━━ Excerpted records

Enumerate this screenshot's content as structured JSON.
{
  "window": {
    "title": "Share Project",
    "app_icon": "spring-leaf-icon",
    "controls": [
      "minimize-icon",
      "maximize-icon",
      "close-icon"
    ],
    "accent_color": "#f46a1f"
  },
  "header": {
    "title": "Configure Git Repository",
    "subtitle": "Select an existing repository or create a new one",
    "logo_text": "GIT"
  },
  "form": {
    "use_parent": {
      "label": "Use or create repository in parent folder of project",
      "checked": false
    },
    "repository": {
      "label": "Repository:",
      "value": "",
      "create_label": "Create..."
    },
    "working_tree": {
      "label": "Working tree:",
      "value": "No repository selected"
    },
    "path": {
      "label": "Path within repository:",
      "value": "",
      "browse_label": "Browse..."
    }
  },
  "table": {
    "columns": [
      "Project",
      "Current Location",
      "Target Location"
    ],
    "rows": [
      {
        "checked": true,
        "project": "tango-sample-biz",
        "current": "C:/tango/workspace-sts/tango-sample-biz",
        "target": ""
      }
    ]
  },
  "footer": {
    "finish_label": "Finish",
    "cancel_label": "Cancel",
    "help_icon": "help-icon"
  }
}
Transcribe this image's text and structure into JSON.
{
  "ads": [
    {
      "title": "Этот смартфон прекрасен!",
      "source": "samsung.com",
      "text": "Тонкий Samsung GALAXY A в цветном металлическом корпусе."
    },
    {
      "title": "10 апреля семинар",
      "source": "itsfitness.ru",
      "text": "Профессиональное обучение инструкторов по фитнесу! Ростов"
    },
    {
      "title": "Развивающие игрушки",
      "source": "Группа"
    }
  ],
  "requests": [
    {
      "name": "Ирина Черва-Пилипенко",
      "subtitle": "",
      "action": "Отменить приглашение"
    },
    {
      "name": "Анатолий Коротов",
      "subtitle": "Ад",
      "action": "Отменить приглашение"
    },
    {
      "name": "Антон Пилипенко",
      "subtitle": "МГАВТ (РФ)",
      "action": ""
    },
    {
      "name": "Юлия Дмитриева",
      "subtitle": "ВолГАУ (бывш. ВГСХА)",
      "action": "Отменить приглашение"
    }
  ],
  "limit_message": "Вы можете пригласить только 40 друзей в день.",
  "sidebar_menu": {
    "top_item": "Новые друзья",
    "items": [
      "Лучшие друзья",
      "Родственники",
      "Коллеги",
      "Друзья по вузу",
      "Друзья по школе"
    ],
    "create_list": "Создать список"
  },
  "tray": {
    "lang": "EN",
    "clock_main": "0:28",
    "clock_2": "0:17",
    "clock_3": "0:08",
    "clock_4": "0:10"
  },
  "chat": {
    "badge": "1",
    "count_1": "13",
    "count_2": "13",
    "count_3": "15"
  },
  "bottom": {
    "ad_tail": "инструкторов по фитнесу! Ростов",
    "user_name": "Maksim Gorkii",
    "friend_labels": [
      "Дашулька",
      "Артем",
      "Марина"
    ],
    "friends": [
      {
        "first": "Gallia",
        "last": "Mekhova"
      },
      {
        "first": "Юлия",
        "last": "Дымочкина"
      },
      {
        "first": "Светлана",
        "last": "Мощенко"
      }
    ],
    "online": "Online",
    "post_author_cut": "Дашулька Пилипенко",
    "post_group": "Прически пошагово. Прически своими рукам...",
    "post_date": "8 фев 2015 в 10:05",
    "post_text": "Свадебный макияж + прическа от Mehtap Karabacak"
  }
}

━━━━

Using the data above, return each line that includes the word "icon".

Result of the exercise>
    "app_icon": "spring-leaf-icon",
      "minimize-icon",
      "maximize-icon",
      "close-icon"
    "help_icon": "help-icon"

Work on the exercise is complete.